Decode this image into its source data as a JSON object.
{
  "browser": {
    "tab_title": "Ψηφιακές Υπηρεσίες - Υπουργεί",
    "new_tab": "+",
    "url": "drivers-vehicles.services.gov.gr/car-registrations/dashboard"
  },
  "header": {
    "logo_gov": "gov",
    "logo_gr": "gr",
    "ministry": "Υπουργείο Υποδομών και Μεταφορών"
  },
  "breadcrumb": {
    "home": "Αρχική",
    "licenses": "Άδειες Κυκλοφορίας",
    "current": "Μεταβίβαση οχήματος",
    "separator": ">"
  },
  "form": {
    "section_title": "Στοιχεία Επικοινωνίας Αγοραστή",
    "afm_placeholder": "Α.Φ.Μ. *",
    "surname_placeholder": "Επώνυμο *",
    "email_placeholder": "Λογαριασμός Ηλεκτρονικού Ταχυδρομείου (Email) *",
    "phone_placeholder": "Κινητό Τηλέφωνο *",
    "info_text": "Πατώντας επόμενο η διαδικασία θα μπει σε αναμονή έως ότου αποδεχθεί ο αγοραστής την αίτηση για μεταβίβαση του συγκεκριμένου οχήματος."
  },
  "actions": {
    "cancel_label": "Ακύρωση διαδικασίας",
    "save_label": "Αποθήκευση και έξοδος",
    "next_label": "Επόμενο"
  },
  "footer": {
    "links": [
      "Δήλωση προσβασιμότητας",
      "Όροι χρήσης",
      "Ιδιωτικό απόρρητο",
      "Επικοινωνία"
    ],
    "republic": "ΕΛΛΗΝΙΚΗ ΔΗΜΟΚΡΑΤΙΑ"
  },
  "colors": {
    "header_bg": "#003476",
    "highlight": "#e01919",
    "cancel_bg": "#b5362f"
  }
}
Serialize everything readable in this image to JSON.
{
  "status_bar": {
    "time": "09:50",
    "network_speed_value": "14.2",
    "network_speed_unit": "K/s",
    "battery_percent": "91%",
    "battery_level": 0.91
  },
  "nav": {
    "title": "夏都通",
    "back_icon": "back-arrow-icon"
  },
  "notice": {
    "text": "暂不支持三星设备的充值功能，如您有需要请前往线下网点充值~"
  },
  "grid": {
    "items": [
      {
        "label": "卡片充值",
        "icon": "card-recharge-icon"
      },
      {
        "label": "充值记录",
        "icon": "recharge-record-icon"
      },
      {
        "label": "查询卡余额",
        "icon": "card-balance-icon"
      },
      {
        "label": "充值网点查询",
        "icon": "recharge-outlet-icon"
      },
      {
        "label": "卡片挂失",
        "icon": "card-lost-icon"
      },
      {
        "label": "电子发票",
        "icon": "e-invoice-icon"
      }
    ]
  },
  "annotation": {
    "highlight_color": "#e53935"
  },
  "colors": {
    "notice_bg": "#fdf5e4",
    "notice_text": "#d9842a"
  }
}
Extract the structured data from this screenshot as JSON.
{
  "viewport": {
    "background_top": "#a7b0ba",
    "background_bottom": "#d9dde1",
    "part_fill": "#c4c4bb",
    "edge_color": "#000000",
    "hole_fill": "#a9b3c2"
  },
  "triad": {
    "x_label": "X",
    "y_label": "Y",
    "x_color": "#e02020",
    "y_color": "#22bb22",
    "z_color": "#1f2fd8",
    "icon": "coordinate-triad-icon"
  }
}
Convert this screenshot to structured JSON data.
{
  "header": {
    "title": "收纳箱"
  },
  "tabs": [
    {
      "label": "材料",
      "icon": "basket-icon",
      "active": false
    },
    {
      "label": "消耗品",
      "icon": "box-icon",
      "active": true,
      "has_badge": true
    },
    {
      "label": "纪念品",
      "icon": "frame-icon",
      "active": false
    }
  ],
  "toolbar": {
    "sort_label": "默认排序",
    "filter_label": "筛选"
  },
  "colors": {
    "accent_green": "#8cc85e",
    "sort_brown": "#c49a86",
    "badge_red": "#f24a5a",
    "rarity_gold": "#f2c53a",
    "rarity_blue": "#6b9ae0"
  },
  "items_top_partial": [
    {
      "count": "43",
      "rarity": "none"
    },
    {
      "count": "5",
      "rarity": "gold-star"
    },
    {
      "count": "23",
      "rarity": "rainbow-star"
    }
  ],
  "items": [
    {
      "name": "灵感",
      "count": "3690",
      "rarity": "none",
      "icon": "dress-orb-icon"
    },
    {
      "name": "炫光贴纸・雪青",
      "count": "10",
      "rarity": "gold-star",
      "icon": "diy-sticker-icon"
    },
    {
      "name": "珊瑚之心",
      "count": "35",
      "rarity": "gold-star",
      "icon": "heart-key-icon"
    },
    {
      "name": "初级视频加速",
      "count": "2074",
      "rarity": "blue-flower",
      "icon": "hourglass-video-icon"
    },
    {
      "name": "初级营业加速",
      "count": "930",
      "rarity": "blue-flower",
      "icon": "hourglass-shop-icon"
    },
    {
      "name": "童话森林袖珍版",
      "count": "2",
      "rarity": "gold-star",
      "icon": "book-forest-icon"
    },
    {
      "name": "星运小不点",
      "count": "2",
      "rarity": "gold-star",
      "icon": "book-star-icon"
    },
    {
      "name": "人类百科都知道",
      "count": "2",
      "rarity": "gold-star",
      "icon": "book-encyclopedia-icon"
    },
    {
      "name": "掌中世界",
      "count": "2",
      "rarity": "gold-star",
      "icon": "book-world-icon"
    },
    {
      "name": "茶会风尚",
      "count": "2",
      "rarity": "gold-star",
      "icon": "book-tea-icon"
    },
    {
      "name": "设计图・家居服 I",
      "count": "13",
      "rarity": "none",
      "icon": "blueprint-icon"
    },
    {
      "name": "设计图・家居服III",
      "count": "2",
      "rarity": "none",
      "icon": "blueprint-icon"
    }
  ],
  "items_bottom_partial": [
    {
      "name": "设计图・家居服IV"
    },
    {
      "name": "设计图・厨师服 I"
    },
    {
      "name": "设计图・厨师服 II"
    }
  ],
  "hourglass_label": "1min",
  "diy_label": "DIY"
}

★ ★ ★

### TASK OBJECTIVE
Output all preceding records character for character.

### RESULT OF THE EXERCISE
Decode this image into its source data as a JSON object.
{
  "browser": {
    "tab_title": "Ψηφιακές Υπηρεσίες - Υπουργεί",
    "new_tab": "+",
    "url": "drivers-vehicles.services.gov.gr/car-registrations/dashboard"
  },
  "header": {
    "logo_gov": "gov",
    "logo_gr": "gr",
    "ministry": "Υπουργείο Υποδομών και Μεταφορών"
  },
  "breadcrumb": {
    "home": "Αρχική",
    "licenses": "Άδειες Κυκλοφορίας",
    "current": "Μεταβίβαση οχήματος",
    "separator": ">"
  },
  "form": {
    "section_title": "Στοιχεία Επικοινωνίας Αγοραστή",
    "afm_placeholder": "Α.Φ.Μ. *",
    "surname_placeholder": "Επώνυμο *",
    "email_placeholder": "Λογαριασμός Ηλεκτρονικού Ταχυδρομείου (Email) *",
    "phone_placeholder": "Κινητό Τηλέφωνο *",
    "info_text": "Πατώντας επόμενο η διαδικασία θα μπει σε αναμονή έως ότου αποδεχθεί ο αγοραστής την αίτηση για μεταβίβαση του συγκεκριμένου οχήματος."
  },
  "actions": {
    "cancel_label": "Ακύρωση διαδικασίας",
    "save_label": "Αποθήκευση και έξοδος",
    "next_label": "Επόμενο"
  },
  "footer": {
    "links": [
      "Δήλωση προσβασιμότητας",
      "Όροι χρήσης",
      "Ιδιωτικό απόρρητο",
      "Επικοινωνία"
    ],
    "republic": "ΕΛΛΗΝΙΚΗ ΔΗΜΟΚΡΑΤΙΑ"
  },
  "colors": {
    "header_bg": "#003476",
    "highlight": "#e01919",
    "cancel_bg": "#b5362f"
  }
}
Serialize everything readable in this image to JSON.
{
  "status_bar": {
    "time": "09:50",
    "network_speed_value": "14.2",
    "network_speed_unit": "K/s",
    "battery_percent": "91%",
    "battery_level": 0.91
  },
  "nav": {
    "title": "夏都通",
    "back_icon": "back-arrow-icon"
  },
  "notice": {
    "text": "暂不支持三星设备的充值功能，如您有需要请前往线下网点充值~"
  },
  "grid": {
    "items": [
      {
        "label": "卡片充值",
        "icon": "card-recharge-icon"
      },
      {
        "label": "充值记录",
        "icon": "recharge-record-icon"
      },
      {
        "label": "查询卡余额",
        "icon": "card-balance-icon"
      },
      {
        "label": "充值网点查询",
        "icon": "recharge-outlet-icon"
      },
      {
        "label": "卡片挂失",
        "icon": "card-lost-icon"
      },
      {
        "label": "电子发票",
        "icon": "e-invoice-icon"
      }
    ]
  },
  "annotation": {
    "highlight_color": "#e53935"
  },
  "colors": {
    "notice_bg": "#fdf5e4",
    "notice_text": "#d9842a"
  }
}
Extract the structured data from this screenshot as JSON.
{
  "viewport": {
    "background_top": "#a7b0ba",
    "background_bottom": "#d9dde1",
    "part_fill": "#c4c4bb",
    "edge_color": "#000000",
    "hole_fill": "#a9b3c2"
  },
  "triad": {
    "x_label": "X",
    "y_label": "Y",
    "x_color": "#e02020",
    "y_color": "#22bb22",
    "z_color": "#1f2fd8",
    "icon": "coordinate-triad-icon"
  }
}
Convert this screenshot to structured JSON data.
{
  "header": {
    "title": "收纳箱"
  },
  "tabs": [
    {
      "label": "材料",
      "icon": "basket-icon",
      "active": false
    },
    {
      "label": "消耗品",
      "icon": "box-icon",
      "active": true,
      "has_badge": true
    },
    {
      "label": "纪念品",
      "icon": "frame-icon",
      "active": false
    }
  ],
  "toolbar": {
    "sort_label": "默认排序",
    "filter_label": "筛选"
  },
  "colors": {
    "accent_green": "#8cc85e",
    "sort_brown": "#c49a86",
    "badge_red": "#f24a5a",
    "rarity_gold": "#f2c53a",
    "rarity_blue": "#6b9ae0"
  },
  "items_top_partial": [
    {
      "count": "43",
      "rarity": "none"
    },
    {
      "count": "5",
      "rarity": "gold-star"
    },
    {
      "count": "23",
      "rarity": "rainbow-star"
    }
  ],
  "items": [
    {
      "name": "灵感",
      "count": "3690",
      "rarity": "none",
      "icon": "dress-orb-icon"
    },
    {
      "name": "炫光贴纸・雪青",
      "count": "10",
      "rarity": "gold-star",
      "icon": "diy-sticker-icon"
    },
    {
      "name": "珊瑚之心",
      "count": "35",
      "rarity": "gold-star",
      "icon": "heart-key-icon"
    },
    {
      "name": "初级视频加速",
      "count": "2074",
      "rarity": "blue-flower",
      "icon": "hourglass-video-icon"
    },
    {
      "name": "初级营业加速",
      "count": "930",
      "rarity": "blue-flower",
      "icon": "hourglass-shop-icon"
    },
    {
      "name": "童话森林袖珍版",
      "count": "2",
      "rarity": "gold-star",
      "icon": "book-forest-icon"
    },
    {
      "name": "星运小不点",
      "count": "2",
      "rarity": "gold-star",
      "icon": "book-star-icon"
    },
    {
      "name": "人类百科都知道",
      "count": "2",
      "rarity": "gold-star",
      "icon": "book-encyclopedia-icon"
    },
    {
      "name": "掌中世界",
      "count": "2",
      "rarity": "gold-star",
      "icon": "book-world-icon"
    },
    {
      "name": "茶会风尚",
      "count": "2",
      "rarity": "gold-star",
      "icon": "book-tea-icon"
    },
    {
      "name": "设计图・家居服 I",
      "count": "13",
      "rarity": "none",
      "icon": "blueprint-icon"
    },
    {
      "name": "设计图・家居服III",
      "count": "2",
      "rarity": "none",
      "icon": "blueprint-icon"
    }
  ],
  "items_bottom_partial": [
    {
      "name": "设计图・家居服IV"
    },
    {
      "name": "设计图・厨师服 I"
    },
    {
      "name": "设计图・厨师服 II"
    }
  ],
  "hourglass_label": "1min",
  "diy_label": "DIY"
}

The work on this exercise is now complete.